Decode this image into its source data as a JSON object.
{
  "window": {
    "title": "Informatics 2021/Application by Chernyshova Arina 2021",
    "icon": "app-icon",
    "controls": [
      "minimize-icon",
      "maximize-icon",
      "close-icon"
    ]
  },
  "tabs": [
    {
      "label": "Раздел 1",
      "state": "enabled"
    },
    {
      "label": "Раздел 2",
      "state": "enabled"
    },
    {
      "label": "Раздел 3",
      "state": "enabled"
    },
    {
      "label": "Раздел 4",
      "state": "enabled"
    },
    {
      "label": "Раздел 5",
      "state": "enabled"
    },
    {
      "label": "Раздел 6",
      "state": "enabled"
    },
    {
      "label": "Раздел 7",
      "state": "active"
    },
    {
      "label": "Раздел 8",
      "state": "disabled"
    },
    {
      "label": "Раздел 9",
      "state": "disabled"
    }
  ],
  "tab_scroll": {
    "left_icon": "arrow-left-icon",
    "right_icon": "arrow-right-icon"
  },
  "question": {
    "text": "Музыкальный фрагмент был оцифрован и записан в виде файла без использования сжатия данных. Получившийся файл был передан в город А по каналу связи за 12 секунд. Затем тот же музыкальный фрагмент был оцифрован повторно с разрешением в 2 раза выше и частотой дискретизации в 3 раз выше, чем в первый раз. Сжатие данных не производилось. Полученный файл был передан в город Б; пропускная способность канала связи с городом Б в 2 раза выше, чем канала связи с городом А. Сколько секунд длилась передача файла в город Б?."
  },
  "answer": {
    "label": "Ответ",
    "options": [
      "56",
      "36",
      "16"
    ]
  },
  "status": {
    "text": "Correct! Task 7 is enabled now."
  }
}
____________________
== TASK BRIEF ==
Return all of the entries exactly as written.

== SOLUTION FOR THIS EXERCISE ==
Decode this image into its source data as a JSON object.
{
  "window": {
    "title": "Informatics 2021/Application by Chernyshova Arina 2021",
    "icon": "app-icon",
    "controls": [
      "minimize-icon",
      "maximize-icon",
      "close-icon"
    ]
  },
  "tabs": [
    {
      "label": "Раздел 1",
      "state": "enabled"
    },
    {
      "label": "Раздел 2",
      "state": "enabled"
    },
    {
      "label": "Раздел 3",
      "state": "enabled"
    },
    {
      "label": "Раздел 4",
      "state": "enabled"
    },
    {
      "label": "Раздел 5",
      "state": "enabled"
    },
    {
      "label": "Раздел 6",
      "state": "enabled"
    },
    {
      "label": "Раздел 7",
      "state": "active"
    },
    {
      "label": "Раздел 8",
      "state": "disabled"
    },
    {
      "label": "Раздел 9",
      "state": "disabled"
    }
  ],
  "tab_scroll": {
    "left_icon": "arrow-left-icon",
    "right_icon": "arrow-right-icon"
  },
  "question": {
    "text": "Музыкальный фрагмент был оцифрован и записан в виде файла без использования сжатия данных. Получившийся файл был передан в город А по каналу связи за 12 секунд. Затем тот же музыкальный фрагмент был оцифрован повторно с разрешением в 2 раза выше и частотой дискретизации в 3 раз выше, чем в первый раз. Сжатие данных не производилось. Полученный файл был передан в город Б; пропускная способность канала связи с городом Б в 2 раза выше, чем канала связи с городом А. Сколько секунд длилась передача файла в город Б?."
  },
  "answer": {
    "label": "Ответ",
    "options": [
      "56",
      "36",
      "16"
    ]
  },
  "status": {
    "text": "Correct! Task 7 is enabled now."
  }
}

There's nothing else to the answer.